Following their victory over Childebert at Bayeux, the Breton army returned to Armorica where they remained for the rest of this period. More families migrated to the Saxon and Frisian settlements giving both Childebert and Chlothar pause to negotiate treaties with their respective intruders.
Content that the migration issue would remain quiet, both Childebert and Chlothar make plans to retake the lands of Aquitaine lost to the Visigoths in recent campaigns. Later that year, heading the appeals from the Thuringian nobles Theudebert leads an army to confront the Bavarian invasion.
Encountering an Ostrogothic revival in Italy, the Byzantines request the support of their ‘allies’, the Franks to deal with them. In reply, Theudebert would send troops as quickly as the current internal and external conflicts could be resolved and so Belisarius made plans to campaign in the following year.
During the summer, the combined forces of Childebert and Chlothar meet the Visigoths south of Orleans. Fought near the Loire River, the Neustrian army is defeated by the Visigoths forcing both Frankish kings to retreat to their respective domains.
Across the Rhine, Theudebert with Thuringian allies engage the Bavarians near Giessen and soundly defeat them killing their king. The realm of Thuringia now becomes part of the kingdom of Austrasia which should deter any further threats by the Bavarians.
The defeat in Aquitaine coupled with the Breton, Saxon and Frisian incursions has spurred a wave of discontent among the nobles of Neustria tantamount to open rebellion. Not only has the commercial trade been disrupted by piracy but the rising cost to support the ineffectual wars is proving a tipping point for the disaffected nobles; the situation is quite similar in the fiefdom of Chlothar. The situation leads both sides to raise armies and these met to do battle a day’s march from Paris. The defeat of the royal army sent Childebert to seek the safety behind the walls of Paris with the rebels in pursuit. Heartened by the news of Childebert’s defeat, the nobles of Reims rise in revolt against Chlothar.
Those armies met in August and rebel forces defeated Chlothar near the River Aisne. Leaving his troops to their fate, Chlothar fled to his capital at Reims and sent messengers to his nephew, Theudebert, for help.
Rebel forces besieging both Paris and Reims disperse before the winter snows and vow to return next spring to resume their fight. Theudebert used the winter period as to how best to aide his treacherous uncles news arrived of Childebert’s death (assassination?). Aware that Childebert had no heir to succeed him, Theudebert moved quickly to Paris to set himself as regent until the question of a successor could be resolved. Chlothar was in no position to contest this decision as he would not stir far from Reims with hostile nobles moving about the land.

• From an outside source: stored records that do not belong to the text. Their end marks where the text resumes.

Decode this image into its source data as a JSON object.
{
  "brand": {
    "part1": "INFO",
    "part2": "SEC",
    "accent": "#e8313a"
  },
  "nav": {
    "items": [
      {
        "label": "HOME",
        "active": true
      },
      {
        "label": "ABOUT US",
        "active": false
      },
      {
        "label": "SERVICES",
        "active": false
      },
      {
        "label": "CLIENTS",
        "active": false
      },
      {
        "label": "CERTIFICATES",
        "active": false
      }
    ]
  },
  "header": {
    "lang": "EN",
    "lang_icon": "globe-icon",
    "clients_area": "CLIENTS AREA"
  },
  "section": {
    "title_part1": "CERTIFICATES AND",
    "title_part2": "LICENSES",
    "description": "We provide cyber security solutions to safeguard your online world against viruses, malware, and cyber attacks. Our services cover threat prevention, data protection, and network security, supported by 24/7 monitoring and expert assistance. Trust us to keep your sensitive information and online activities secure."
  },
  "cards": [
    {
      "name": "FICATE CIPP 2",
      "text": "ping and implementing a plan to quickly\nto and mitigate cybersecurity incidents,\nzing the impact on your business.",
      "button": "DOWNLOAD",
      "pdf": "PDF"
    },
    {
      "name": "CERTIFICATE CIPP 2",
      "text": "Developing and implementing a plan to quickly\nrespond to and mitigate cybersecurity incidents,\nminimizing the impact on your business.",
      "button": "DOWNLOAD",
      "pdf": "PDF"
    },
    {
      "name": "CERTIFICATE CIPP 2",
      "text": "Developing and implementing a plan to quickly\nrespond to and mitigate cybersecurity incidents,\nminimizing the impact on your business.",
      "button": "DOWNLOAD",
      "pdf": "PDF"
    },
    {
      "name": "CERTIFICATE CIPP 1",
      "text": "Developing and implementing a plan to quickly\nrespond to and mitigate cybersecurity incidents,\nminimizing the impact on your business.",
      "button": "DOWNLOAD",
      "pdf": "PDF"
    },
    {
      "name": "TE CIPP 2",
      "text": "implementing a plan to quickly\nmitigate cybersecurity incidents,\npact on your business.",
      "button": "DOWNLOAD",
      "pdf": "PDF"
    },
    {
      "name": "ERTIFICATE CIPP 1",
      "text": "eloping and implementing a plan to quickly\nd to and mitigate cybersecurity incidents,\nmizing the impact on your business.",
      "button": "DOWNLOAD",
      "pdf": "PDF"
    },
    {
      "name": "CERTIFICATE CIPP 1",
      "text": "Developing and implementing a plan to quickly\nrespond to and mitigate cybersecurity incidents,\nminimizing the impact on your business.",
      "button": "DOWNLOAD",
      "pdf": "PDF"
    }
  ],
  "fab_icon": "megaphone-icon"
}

Three summers have passed and the diplomatic skills of Theudebert have gain fruition arranging the union of his son and heir to Chrodoberge, the eldest daughter of Childebert; a union that would expand the Austrasian realm already increased by the recent acquisition of Thuringian lands. Burgundy was now a staunch ally, however, regaining Aquitaine would require some thought as the Visigoths were led by capable generals and have not been defeated in open battle.
As the calendar approaches the next decade (turn 5) good news appeared on the horizon as the majority of Saxon and Frisian activity now moved across the channel finding Britannia a richer prize.